# WORK ITEM
Each line below containing the word "return" needs to be shown.

(Data items)
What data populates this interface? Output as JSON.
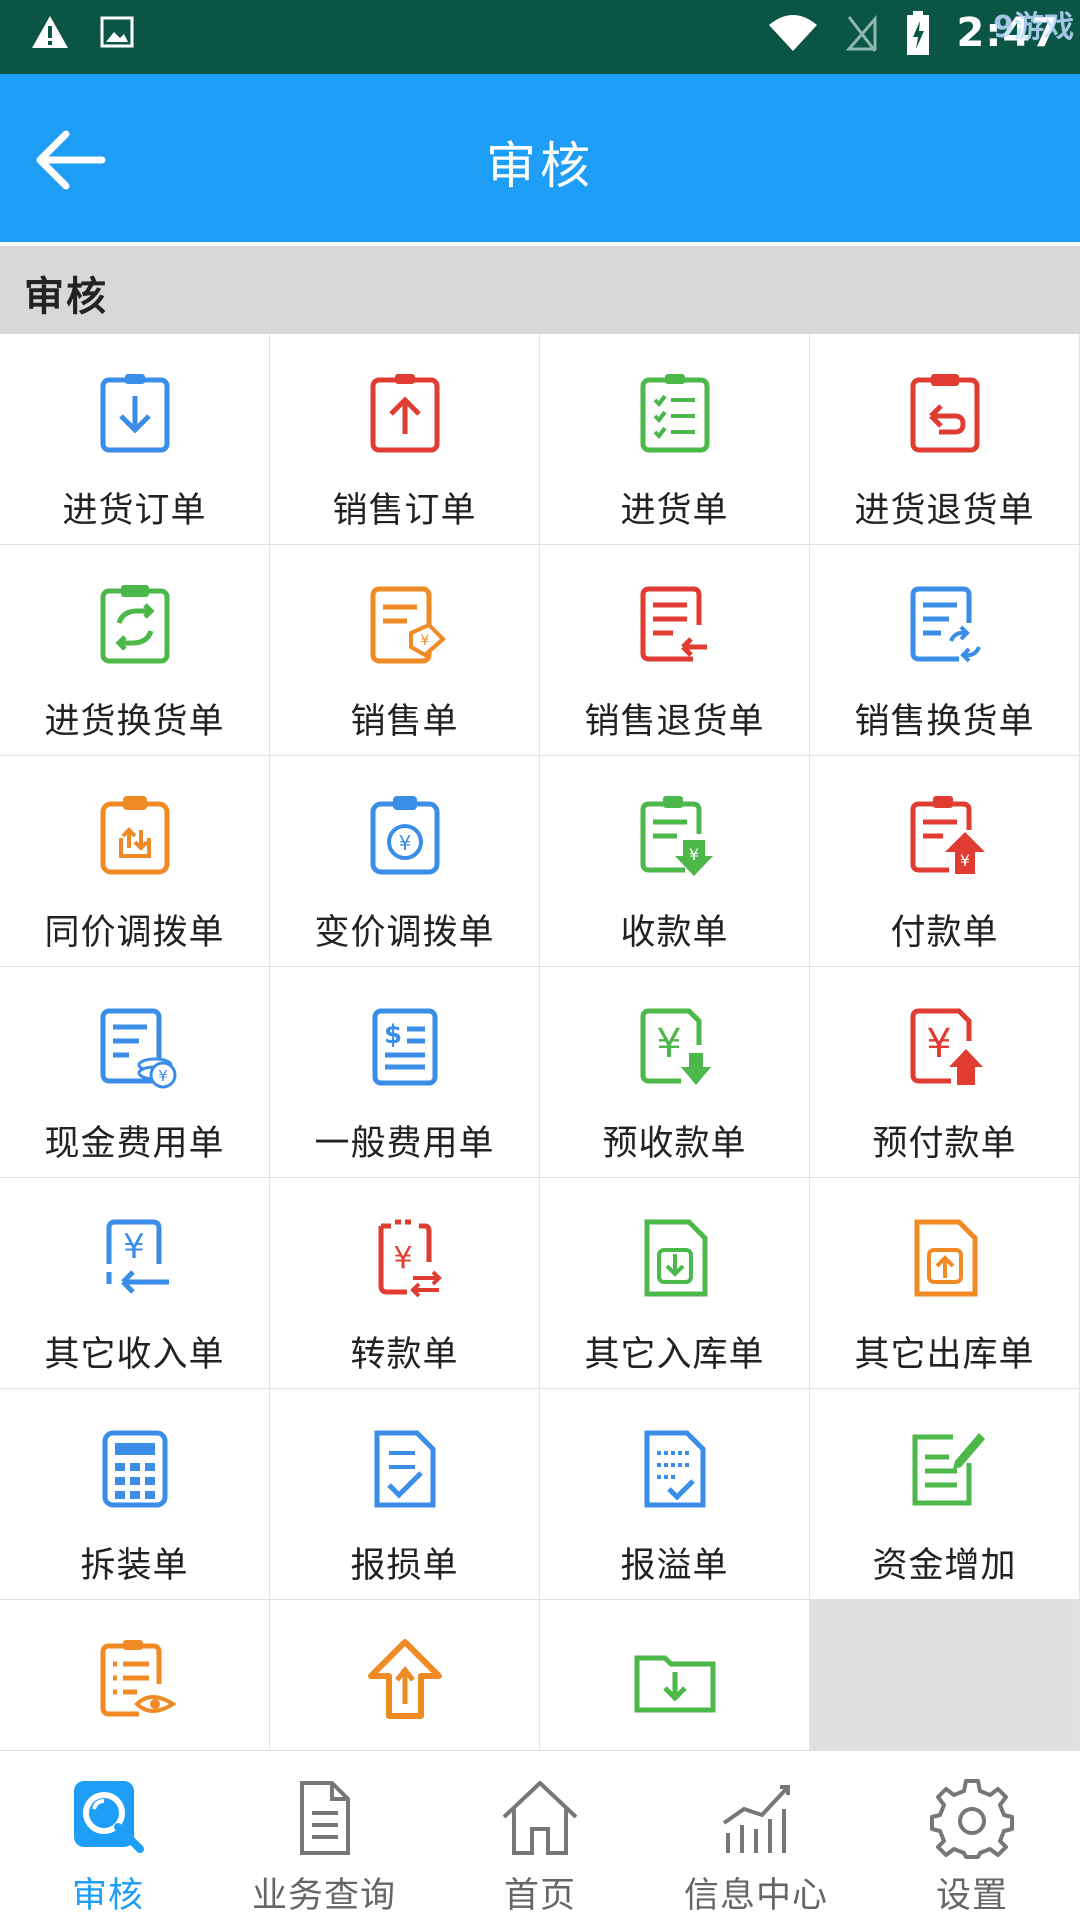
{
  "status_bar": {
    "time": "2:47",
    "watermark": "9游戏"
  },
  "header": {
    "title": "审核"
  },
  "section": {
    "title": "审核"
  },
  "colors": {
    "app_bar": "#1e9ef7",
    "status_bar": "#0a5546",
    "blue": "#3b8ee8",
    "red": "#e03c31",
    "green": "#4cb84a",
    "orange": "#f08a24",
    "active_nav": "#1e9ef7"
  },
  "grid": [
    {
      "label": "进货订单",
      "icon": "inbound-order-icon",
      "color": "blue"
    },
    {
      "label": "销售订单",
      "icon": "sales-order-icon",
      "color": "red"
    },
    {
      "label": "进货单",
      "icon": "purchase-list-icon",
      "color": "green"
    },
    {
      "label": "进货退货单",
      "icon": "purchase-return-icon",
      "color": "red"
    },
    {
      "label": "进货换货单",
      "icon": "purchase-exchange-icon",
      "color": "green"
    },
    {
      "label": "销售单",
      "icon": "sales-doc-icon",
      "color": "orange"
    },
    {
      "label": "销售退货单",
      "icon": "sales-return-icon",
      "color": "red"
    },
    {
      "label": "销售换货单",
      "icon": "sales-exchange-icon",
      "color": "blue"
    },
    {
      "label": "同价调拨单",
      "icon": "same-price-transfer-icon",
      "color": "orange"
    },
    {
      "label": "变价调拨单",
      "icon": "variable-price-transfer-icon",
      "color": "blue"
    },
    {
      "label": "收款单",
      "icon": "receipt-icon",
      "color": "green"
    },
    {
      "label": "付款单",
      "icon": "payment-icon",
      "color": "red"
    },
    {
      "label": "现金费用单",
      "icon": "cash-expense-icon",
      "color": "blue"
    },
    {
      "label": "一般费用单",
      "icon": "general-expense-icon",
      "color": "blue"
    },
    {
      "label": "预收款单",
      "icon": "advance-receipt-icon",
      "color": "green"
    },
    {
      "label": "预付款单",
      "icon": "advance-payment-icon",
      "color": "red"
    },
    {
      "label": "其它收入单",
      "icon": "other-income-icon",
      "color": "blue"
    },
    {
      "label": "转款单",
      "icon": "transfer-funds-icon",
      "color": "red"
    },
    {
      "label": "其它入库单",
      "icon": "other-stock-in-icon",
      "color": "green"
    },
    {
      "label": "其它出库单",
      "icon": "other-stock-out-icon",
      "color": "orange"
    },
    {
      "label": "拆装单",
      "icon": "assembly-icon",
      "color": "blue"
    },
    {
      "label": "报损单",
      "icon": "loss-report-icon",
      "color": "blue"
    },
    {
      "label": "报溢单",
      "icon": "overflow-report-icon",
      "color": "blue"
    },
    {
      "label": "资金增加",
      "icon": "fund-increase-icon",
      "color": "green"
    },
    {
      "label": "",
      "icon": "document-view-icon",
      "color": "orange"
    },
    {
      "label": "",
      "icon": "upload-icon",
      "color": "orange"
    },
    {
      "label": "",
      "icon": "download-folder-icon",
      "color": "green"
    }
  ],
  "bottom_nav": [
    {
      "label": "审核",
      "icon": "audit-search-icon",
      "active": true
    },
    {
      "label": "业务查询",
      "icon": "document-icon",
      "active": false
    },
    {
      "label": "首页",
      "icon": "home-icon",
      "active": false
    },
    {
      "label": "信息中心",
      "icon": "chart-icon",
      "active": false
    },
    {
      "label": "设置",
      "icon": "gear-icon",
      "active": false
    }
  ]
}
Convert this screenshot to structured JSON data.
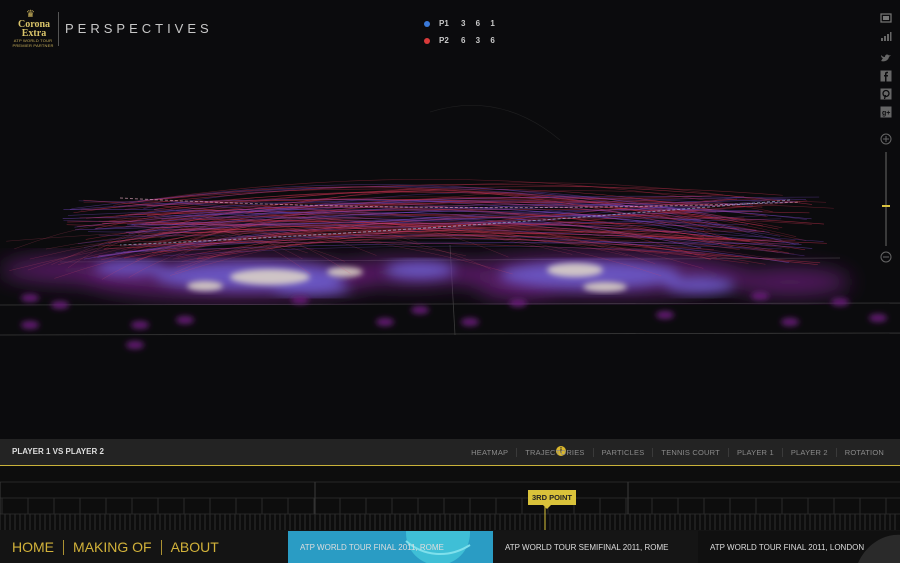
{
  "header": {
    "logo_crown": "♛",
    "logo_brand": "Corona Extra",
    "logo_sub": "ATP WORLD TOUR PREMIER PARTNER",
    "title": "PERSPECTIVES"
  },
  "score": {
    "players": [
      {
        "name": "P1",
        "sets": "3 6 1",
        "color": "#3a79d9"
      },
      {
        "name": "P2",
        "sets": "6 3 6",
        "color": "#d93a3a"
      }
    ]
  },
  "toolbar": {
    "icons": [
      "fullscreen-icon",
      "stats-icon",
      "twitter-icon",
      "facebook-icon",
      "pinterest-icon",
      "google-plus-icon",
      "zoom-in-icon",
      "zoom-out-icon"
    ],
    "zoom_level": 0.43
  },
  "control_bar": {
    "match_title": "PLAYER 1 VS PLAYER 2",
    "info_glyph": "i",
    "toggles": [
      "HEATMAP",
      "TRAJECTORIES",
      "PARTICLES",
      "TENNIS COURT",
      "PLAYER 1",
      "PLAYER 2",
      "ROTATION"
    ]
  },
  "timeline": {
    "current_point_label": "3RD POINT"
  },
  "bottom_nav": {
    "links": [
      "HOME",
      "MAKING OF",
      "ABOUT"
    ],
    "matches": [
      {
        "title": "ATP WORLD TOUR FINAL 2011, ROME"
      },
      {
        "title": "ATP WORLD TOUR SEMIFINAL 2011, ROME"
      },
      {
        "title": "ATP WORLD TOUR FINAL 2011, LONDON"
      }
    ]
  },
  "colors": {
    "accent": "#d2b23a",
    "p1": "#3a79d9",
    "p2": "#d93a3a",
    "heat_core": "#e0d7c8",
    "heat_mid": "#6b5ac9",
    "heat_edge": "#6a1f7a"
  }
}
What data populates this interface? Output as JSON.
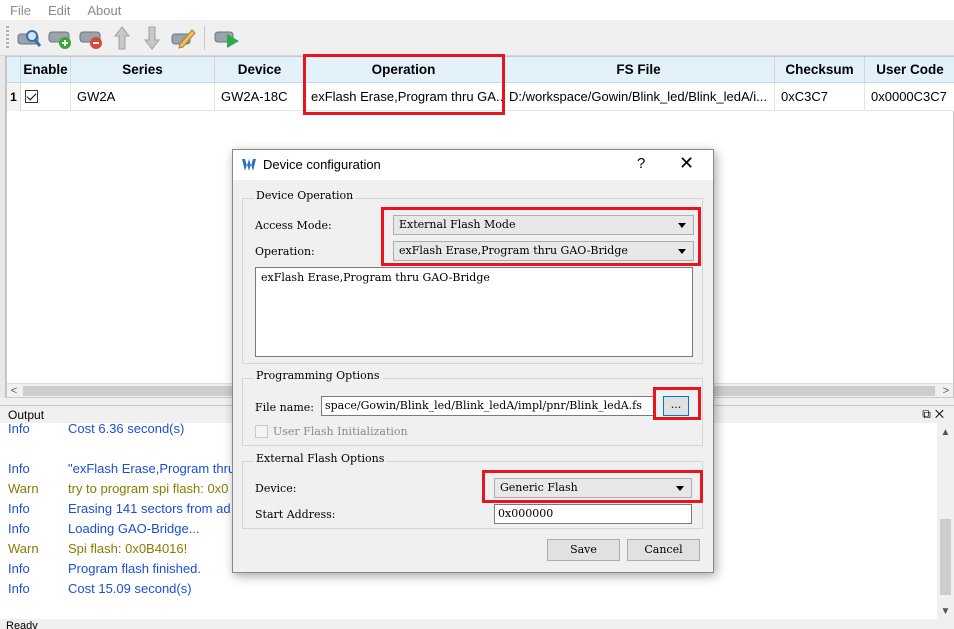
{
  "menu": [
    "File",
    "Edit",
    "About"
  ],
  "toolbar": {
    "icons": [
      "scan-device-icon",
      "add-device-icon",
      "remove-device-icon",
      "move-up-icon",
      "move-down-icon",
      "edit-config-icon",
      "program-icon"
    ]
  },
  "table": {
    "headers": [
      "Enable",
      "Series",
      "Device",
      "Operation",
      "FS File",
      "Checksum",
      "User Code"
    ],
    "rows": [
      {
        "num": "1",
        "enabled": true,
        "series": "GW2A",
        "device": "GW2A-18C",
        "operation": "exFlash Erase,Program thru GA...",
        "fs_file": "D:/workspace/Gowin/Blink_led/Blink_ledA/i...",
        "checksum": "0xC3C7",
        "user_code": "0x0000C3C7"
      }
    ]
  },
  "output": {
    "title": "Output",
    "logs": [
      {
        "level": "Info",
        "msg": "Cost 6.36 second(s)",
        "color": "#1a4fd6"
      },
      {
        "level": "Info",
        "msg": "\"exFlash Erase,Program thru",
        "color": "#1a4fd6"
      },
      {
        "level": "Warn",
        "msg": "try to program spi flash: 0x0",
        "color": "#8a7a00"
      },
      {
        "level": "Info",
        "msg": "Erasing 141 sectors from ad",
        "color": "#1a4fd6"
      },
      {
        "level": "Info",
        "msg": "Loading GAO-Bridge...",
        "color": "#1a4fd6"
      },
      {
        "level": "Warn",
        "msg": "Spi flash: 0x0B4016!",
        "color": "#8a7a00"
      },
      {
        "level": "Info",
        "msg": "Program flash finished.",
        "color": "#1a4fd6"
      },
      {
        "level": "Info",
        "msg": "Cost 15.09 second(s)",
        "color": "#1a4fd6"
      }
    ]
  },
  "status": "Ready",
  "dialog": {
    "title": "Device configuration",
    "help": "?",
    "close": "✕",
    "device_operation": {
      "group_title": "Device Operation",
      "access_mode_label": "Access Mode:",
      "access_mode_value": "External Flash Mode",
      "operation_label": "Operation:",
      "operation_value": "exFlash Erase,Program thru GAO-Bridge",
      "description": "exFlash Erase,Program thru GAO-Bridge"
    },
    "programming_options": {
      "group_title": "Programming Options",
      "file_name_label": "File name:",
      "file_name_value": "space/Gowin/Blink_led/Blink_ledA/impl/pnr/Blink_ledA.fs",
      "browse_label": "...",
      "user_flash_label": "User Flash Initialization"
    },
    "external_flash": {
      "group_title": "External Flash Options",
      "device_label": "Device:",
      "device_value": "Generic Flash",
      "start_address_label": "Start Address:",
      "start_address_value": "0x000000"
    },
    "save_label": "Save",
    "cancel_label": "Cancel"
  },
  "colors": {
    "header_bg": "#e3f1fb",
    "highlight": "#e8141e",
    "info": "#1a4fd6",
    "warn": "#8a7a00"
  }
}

# REPLY
      "icon": "purchase-return-icon",
      "icon": "sales-return-icon",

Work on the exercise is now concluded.